Suppositories and Enemas as “Bottom Medicine”:

Enemas are liquids introduced rectally to stimulate an almost immediate voiding reflex and will be described more fully in the next paragraph. Suppositories are solids introduced by the same route to promote voiding. A mild suppository is glycerin in a solid stick-like or bullet form. Glycerin in its natural form is a liquid, but it can be mixed with a wax much like chocolate can be to make it solid and melt less quickly.   It mainly provides for adding bulk, lubrication, and moisture retention to stimulate and ease evacuation.  It is a common ingredient in shaving lotions and K-Y lubricating cream so it is very safe and non-irritating in general.  Bisacodyl can be used as a suppository and is a more powerful voiding agent. Dulcolax is a common brand. An even more powerful and stimulative bisacodyl suppository brand is the “Magic Bullet” which is water-based.  It melts easily upon insertion and is absorbed rapidly.  The term “liquid suppository” is an oxymoron, but has become commonplace because marketing types found that the term suppository had a less negative impression than an enema for sales of very small enema liquid squeeze bottles.  Liquid glycerin is much more stimulative and is sold as a “liquid suppository” for infants (Pedialax) and adults.  Bisacodyl is also available in the “liquid suppository” bottle form. The rectal route is the least favorite choice of parents and children. It is viewed as a last resort because of the emotional and physical conflicts that almost inevitably result with very anxious children and frightened, scared parents. Encopretic children almost by definition do not want to use the anal passage for anything going out much less anything going in! Curiously, this very attitude probably leads to the necessity of having to use enemas more often than is really necessary for clean outs because these children are very susceptible to holding stool and getting backed up over and over.  Backed up stool tends to dry out and harden which can cause an obstruction or leakage of stool around the blockage, often leaving an enema as the only solution for adequate emptying.

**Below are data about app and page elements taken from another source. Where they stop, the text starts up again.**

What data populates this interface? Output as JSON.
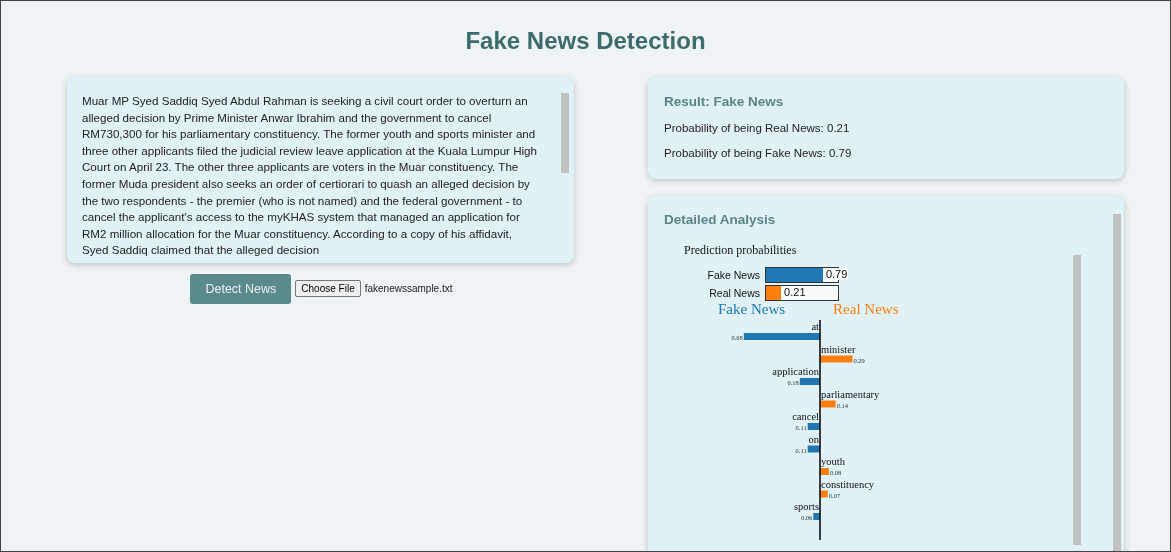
{
  "title": "Fake News Detection",
  "article": {
    "text": "Muar MP Syed Saddiq Syed Abdul Rahman is seeking a civil court order to overturn an alleged decision by Prime Minister Anwar Ibrahim and the government to cancel RM730,300 for his parliamentary constituency. The former youth and sports minister and three other applicants filed the judicial review leave application at the Kuala Lumpur High Court on April 23. The other three applicants are voters in the Muar constituency. The former Muda president also seeks an order of certiorari to quash an alleged decision by the two respondents - the premier (who is not named) and the federal government - to cancel the applicant's access to the myKHAS system that managed an application for RM2 million allocation for the Muar constituency. According to a copy of his affidavit, Syed Saddiq claimed that the alleged decision"
  },
  "detect_button": "Detect News",
  "file_input": {
    "button": "Choose File",
    "file_name": "fakenewssample.txt"
  },
  "result": {
    "title": "Result: Fake News",
    "lines": [
      "Probability of being Real News: 0.21",
      "Probability of being Fake News: 0.79"
    ]
  },
  "analysis": {
    "title": "Detailed Analysis",
    "probabilities_title": "Prediction probabilities",
    "probabilities": [
      {
        "label": "Fake News",
        "level": 0.79,
        "reading": "0.79",
        "color": "#1f77b4"
      },
      {
        "label": "Real News",
        "level": 0.21,
        "reading": "0.21",
        "color": "#ff7f0e"
      }
    ],
    "classes": [
      {
        "name": "Fake News",
        "color": "#1f77b4"
      },
      {
        "name": "Real News",
        "color": "#ff7f0e"
      }
    ],
    "features": [
      {
        "word": "at",
        "kind": "fake",
        "weight": "0.68"
      },
      {
        "word": "minister",
        "kind": "real",
        "weight": "0.29"
      },
      {
        "word": "application",
        "kind": "fake",
        "weight": "0.18"
      },
      {
        "word": "parliamentary",
        "kind": "real",
        "weight": "0.14"
      },
      {
        "word": "cancel",
        "kind": "fake",
        "weight": "0.11"
      },
      {
        "word": "on",
        "kind": "fake",
        "weight": "0.11"
      },
      {
        "word": "youth",
        "kind": "real",
        "weight": "0.08"
      },
      {
        "word": "constituency",
        "kind": "real",
        "weight": "0.07"
      },
      {
        "word": "sports",
        "kind": "fake",
        "weight": "0.06"
      }
    ]
  }
}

An enema is simply the procedure of adding fluid to the rectum and sigmoid colon, which promotes bowel contractions. It is a very powerful and immediate unconditioned stimulus leading to an unconditioned response of bowel evacuation. Most of us have learned more subtle conditioned stimuli cues for voiding. For example, the gastrocolic reflex after breakfast with coffee. Few children can successfully resist voiding with an enema. I suspect that for these children oral laxatives lead to very tiring battles and confusion within their bodies in attempting to resist voiding contraction cues for days at a time!!!  The success of the Soiling Solutions(R) (SS) protocol relies on the much more predictable action of the rectal route for promoting rapid conditioning of successful pooping on the toilet with the immediate relief experienced by the child.  However, simply repeating enemas day after day is not a rational program.  SS is carefully designed to lead the child to becoming self-sufficient and independent.  A daily “Power Hour” with carefully designed steps spelled out in the Clean Kid Manual(C) (CKM) is necessary to enable a transition to the child’s independence.